Ironworking can become a rewarding career in the real world, as ironworkers can help create skyscrapers, bridges, and highways that are part of daily life. If you want to be an ironworker, making a career in welding can help you attain your career goals. Here you will get to know what an ironworker is and how to become an ironworker or accomplish your career in welding.
An ironworker is a person who cuts, builds, welds, and places structural steel and iron in roads, buildings, and bridges. Their work reinforces structures to enhance their safety and durability. Some ironworkers specialize in a region of ironworking, while others perform several tasks on the welding job.
There are two tiers for ironworkers in the U.S.:
If you are interested in becoming an ironworker, here is a guide you can take up to plan your career:
An ironworker apprenticeship needs you to complete a high school diploma or welding certification and be eighteen. If you have not received a high school diploma, you can attain your GED by passing an exam.
You can find work as an ironworker to understand what it is like to be an ironworker. In addition, these jobs can teach you the work situations, physical and safety requirements of iron working to enable you to determine whether an iron worker welding career path is adequate for you.

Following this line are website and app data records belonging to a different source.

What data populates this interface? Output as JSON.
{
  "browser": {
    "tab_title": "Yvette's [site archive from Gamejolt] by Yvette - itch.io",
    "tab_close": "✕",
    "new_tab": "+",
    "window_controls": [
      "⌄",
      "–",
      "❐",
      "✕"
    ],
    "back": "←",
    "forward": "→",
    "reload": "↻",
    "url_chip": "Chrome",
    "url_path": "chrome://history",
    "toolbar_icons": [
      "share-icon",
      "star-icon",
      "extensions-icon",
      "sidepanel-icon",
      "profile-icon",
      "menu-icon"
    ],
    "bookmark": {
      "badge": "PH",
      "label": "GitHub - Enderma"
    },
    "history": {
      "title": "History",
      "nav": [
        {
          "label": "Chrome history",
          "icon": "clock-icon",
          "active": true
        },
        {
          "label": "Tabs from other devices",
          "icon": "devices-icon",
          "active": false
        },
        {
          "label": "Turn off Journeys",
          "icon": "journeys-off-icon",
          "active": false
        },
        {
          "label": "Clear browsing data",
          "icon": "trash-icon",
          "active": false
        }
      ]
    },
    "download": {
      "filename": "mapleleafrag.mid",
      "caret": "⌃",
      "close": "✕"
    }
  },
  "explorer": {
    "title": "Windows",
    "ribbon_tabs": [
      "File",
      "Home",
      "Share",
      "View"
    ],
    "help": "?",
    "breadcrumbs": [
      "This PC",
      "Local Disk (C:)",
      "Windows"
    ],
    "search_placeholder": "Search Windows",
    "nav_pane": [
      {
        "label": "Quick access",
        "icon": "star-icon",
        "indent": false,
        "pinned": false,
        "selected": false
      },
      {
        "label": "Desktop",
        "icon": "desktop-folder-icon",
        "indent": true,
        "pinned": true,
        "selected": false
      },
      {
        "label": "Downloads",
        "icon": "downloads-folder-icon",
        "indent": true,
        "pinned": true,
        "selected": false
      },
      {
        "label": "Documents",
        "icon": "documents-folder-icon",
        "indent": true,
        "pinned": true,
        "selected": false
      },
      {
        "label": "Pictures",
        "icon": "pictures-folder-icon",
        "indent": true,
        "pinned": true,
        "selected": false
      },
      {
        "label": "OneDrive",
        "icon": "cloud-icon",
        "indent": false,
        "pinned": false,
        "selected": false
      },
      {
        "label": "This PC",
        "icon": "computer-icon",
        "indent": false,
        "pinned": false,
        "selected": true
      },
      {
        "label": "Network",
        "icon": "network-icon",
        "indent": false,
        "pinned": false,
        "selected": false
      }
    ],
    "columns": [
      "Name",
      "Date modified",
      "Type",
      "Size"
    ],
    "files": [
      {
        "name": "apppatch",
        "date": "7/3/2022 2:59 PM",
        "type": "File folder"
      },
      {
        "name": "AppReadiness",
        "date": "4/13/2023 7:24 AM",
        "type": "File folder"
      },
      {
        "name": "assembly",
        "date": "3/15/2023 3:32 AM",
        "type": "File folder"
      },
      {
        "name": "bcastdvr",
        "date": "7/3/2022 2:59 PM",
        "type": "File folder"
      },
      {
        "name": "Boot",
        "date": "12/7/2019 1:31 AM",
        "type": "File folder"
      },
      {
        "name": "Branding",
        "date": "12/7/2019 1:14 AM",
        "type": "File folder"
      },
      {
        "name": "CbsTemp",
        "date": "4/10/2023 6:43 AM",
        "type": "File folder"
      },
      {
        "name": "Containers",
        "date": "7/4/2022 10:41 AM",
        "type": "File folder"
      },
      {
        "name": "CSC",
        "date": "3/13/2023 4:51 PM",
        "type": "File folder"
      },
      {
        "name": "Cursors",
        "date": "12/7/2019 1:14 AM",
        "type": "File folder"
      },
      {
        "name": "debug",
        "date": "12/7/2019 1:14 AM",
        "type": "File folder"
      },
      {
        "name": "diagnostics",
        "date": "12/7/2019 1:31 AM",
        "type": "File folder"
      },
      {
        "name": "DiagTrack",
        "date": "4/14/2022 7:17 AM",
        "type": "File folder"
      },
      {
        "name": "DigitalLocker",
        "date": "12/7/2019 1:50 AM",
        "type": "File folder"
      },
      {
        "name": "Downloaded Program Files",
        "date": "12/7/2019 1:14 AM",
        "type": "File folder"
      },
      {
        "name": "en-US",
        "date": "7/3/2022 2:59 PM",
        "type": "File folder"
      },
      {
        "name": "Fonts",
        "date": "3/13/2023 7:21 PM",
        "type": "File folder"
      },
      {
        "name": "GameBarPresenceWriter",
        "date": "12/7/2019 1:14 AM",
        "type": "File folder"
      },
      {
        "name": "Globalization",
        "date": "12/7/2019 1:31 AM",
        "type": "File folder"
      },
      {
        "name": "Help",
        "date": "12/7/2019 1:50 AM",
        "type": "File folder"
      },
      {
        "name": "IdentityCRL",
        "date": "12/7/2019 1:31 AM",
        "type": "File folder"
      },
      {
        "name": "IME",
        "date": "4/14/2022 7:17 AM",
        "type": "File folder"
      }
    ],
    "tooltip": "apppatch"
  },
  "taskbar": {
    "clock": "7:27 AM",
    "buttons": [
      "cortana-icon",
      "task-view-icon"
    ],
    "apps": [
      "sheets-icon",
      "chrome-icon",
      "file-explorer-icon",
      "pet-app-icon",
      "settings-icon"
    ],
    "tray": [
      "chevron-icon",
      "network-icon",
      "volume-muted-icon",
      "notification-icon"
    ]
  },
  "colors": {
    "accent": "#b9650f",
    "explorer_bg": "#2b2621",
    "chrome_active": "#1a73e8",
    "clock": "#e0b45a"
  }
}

Once you have earned a high school diploma, you can fill an application with an ironworkers union and sit in a general knowledge exam. The examination includes reading comprehension and math that is relevant for ironworking. Some unions also need you to pass a series of physical tests to start an apprenticeship. Here are some areas of physical ability for apprentice ironworkers:
The main education prerequisite for ironworkers is an apprenticeship. Apprenticeships are generally paid welding course opportunities that can enable you to learn the aptitudes of a trade. During an apprenticeship, you can understand reinforcement and structural iron working through a mix of lessons and hands-on work. An ironworker apprenticeship can take 4 years to complete.
You can also take additional welding classes to earn an associate degree during your apprenticeship. This can provide you a deeper knowledge of ironworking and boost your ability to find a job after your apprenticeship. Here are some ironworking subjects you can study to earn an associate degree:
You can attain certifications in the following areas to improve your ability to work on a job site:
PTTI is one the top trade schools for you to earn certification in welding and kick start your career.